My project titles:
I worked on two 5 months projects during my masters:
1) The roles of MARK2 and MARK4 in Non-Small Cell Lung Cancer Metastasis.
2) RPS6KC1 as a modulator of Non-Small Cell Lung Cancer Drug resistance and Metastasis.
Final year PhD Student, joint between Imperial Cancer Research UK Centre and the Department of Bioengineering.
My main areas of interest:
Early cancer diagnostic biosensor development.
The most beneficial things about the programme:
The programme allows you to become an independent researcher, focusing on a project area of key interest to the cancer-specific scientific community. It is an amazing trial run as to what a PhD would entail.
The things enjoyed the most about the programme/Imperial College London/London:
I was able to develop a wide range of scientific skills, both in and outside of the lab. Regular journal clubs and weekly lab meetings meant that my presentation skills were fine-tuned and I gained a lot of confidence in myself as a scientist. I believe the course enabled me to gain my interdisciplinary PhD position here at Imperial.
Since getting my Master’s, here are some of the things I’ve done:
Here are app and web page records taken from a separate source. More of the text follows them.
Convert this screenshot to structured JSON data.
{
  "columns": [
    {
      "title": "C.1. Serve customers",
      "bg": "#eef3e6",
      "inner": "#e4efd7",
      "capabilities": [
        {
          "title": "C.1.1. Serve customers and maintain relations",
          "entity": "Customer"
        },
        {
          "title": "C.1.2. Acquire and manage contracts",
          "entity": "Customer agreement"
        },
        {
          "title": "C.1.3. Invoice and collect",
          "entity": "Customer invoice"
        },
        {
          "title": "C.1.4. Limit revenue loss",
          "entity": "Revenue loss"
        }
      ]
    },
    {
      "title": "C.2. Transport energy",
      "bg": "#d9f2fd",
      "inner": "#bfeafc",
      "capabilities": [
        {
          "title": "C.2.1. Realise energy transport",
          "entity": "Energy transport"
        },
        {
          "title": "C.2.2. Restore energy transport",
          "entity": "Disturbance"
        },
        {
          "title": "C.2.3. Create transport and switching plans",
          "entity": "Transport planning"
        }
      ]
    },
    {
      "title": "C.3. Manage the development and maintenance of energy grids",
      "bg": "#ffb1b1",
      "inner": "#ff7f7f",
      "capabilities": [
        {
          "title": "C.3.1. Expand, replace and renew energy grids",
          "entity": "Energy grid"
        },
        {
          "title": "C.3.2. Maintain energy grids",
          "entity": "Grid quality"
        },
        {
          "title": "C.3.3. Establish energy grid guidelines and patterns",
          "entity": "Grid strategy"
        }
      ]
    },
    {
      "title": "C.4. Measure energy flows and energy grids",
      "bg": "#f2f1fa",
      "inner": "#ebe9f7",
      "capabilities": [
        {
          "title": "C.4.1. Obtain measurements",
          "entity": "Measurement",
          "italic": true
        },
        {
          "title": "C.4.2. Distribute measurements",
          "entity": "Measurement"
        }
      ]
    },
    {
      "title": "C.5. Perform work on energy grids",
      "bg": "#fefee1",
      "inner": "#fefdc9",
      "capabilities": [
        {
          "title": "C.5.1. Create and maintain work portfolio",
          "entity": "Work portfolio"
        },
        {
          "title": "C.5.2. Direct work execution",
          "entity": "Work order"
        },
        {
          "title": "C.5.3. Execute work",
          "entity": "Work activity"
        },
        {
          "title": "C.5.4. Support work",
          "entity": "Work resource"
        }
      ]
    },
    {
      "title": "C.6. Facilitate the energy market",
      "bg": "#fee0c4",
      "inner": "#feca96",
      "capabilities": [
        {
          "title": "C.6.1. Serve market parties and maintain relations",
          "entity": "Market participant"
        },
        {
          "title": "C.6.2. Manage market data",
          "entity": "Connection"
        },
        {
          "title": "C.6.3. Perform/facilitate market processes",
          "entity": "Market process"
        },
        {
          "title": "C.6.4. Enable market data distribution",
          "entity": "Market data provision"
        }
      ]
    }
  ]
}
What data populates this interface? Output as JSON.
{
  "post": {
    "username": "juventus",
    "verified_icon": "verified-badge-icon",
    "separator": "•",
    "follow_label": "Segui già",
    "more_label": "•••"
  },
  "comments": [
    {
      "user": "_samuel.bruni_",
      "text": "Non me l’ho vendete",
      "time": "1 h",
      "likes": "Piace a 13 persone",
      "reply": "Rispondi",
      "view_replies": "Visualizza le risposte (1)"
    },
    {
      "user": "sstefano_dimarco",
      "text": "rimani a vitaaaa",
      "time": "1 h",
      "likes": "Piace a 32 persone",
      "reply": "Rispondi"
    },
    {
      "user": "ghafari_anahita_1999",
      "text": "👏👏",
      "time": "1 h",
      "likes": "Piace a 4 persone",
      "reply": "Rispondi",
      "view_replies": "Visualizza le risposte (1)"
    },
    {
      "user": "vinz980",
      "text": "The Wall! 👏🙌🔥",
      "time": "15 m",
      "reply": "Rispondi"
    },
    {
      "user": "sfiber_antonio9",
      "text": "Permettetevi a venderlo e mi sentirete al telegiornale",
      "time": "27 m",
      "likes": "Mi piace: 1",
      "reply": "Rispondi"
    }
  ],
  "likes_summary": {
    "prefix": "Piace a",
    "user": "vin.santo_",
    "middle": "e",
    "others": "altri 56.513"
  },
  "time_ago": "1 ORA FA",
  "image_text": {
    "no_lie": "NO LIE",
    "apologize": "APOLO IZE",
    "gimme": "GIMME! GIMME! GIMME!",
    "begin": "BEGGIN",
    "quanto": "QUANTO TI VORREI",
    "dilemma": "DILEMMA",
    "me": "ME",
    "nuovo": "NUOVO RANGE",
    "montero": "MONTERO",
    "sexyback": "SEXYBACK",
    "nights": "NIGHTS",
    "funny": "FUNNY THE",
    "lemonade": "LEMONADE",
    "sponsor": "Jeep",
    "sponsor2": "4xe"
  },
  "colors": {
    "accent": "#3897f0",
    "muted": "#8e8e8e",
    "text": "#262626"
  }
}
Attended numerous conferences and symposiums, presenting my work to audiences. I have published my work in various scientific journals, including my most recent (first name author) paper in Analytical Chemistry which was also chosen to be published in an open-access format due to being awarded Editors’ choice. In terms of my research, I have been able to develop a new chemistry-based biosensor technology that can detect stage cancers using biofluids sourced by minimally invasive means (i.e. a simple blood test).
Next, I’d like to:
I am currently applying for a Postdoctoral research fellowship to continue working on developing a new technology that can aidto early cancer diagnosis and be used in the clinic.